With Data Breach Class Actions on the Rise, Clapper Provides a Viable Defense

With recent data breaches at Home Depot, Target, Jimmy John’s, eBay, Neiman Marcus, P.F. Chang’s, Goodwill Industries, CNET, and others, there has been a resultant explosion of cybersecurity litigation.  Despite the rise in this area of litigation, data breach lawsuits still have to overcome a major hurdle – the standing requirement enunciated in Clapper v. Amnesty Int’l USA, 133 S.Ct. 1138 (2013).

In Illinois, a number of such lawsuits were filed in the wake of Advocate Medical Group’s revelation that four laptops were stolen from its offices, containing the unencrypted personal health information of more than 4 million patients.  In one such putative class action, Vides v. Advocate Health and Hospitals Corp., the state court followed the rationale of Clapper in rejecting the plaintiffs’ argument that an increased risk of identity theft is sufficient in and of itself to satisfy the “injury-in-fact” requirement necessary to establish standing.

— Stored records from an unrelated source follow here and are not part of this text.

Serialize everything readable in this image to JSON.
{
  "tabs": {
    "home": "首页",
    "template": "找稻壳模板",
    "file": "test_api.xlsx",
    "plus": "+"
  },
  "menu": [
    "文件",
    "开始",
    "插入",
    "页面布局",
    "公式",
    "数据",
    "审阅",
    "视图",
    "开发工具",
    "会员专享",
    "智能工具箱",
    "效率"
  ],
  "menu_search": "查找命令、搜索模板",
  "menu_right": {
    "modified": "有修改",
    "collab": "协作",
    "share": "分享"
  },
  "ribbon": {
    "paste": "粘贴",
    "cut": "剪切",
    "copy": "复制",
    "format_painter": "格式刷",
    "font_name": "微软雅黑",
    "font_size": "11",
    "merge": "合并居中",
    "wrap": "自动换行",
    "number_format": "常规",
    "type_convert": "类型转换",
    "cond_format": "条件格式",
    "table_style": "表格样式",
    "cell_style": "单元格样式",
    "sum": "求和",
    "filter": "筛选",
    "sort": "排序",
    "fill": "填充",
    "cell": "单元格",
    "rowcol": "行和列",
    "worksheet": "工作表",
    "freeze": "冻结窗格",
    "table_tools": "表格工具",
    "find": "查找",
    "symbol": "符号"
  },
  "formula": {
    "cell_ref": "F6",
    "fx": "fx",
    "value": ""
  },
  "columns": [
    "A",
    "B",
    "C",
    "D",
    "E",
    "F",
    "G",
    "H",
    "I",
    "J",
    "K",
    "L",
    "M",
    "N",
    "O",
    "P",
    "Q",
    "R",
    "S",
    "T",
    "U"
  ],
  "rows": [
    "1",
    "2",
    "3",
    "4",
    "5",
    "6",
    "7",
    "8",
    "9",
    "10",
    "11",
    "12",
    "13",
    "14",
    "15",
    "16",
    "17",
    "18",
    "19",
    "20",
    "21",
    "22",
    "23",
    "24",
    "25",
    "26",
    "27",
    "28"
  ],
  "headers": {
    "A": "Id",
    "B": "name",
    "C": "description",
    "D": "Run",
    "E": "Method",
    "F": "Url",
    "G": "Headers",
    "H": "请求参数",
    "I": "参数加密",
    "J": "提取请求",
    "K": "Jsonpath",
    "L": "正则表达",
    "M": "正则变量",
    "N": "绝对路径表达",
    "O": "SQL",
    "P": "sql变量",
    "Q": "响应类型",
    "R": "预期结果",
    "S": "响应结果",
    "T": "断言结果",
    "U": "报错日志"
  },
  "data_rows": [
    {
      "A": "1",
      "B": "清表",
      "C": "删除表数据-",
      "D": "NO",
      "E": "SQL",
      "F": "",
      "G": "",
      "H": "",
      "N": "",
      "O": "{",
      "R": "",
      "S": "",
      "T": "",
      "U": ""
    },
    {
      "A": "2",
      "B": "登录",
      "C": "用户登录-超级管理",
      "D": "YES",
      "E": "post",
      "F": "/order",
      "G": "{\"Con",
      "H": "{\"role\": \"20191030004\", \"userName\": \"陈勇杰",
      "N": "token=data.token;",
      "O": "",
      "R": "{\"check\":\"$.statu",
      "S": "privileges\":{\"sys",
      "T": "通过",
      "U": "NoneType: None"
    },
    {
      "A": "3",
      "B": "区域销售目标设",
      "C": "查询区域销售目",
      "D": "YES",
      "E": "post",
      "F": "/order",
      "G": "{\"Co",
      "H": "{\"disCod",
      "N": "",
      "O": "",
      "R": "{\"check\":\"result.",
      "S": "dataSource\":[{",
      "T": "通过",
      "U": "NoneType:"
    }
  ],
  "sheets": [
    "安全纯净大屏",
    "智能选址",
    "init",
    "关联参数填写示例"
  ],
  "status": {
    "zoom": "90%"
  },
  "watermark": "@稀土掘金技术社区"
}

In Vides, the plaintiffs’ theories of liability included common law negligence, violation of the Illinois Consumer Fraud and Deceptive Business Practices Act, violation of the Illinois Personal Information Protection Act, public disclosure of private facts, and intentional infliction of emotional distress.  The court found that none, including the purported statutory violations, were adequate to confer plaintiffs standing, and that the damages asserted were too speculative to establish an injury in fact.  In coming to that conclusion, Judge Mitchell Hoffman reasoned that there are a number of variables that would have to be answered in the affirmative to establish an injury in fact, such as whether a person’s data was actually taken, whether that data was sold or transferred, whether anyone attempted to use the person’s data, and whether they succeeded in using it.  Because the plaintiffs could not allege that a threatened injury was certain as a result of the breach, the suit was dismissed in its entirety.

In coming to this ruling, the court noted that courts across the country had rejected the argument that risk of harm could equate to an injury in fact sufficient to satisfy Article III of the U.S. Constitution.  In its survey of law on data breach class actions across the country, the court also distinguished Seventh U.S. Circuit Court of Appeals decisions holding that the mere increased risk of identity theft was sufficient to confer standing, since these decisions predated Clapper.  Therefore, Clapper remains a tenuous obstacle for data breach lawsuits to overcome.

While the Clapper decision provides an excellent defense to data breach lawsuits, cybersecurity litigation remains on the rise.  As such, companies should continue to be proactive in assessing their internal systems and procedures to prevent any data breaches from occurring.

Image courtesy of Flickr by Mike Mozart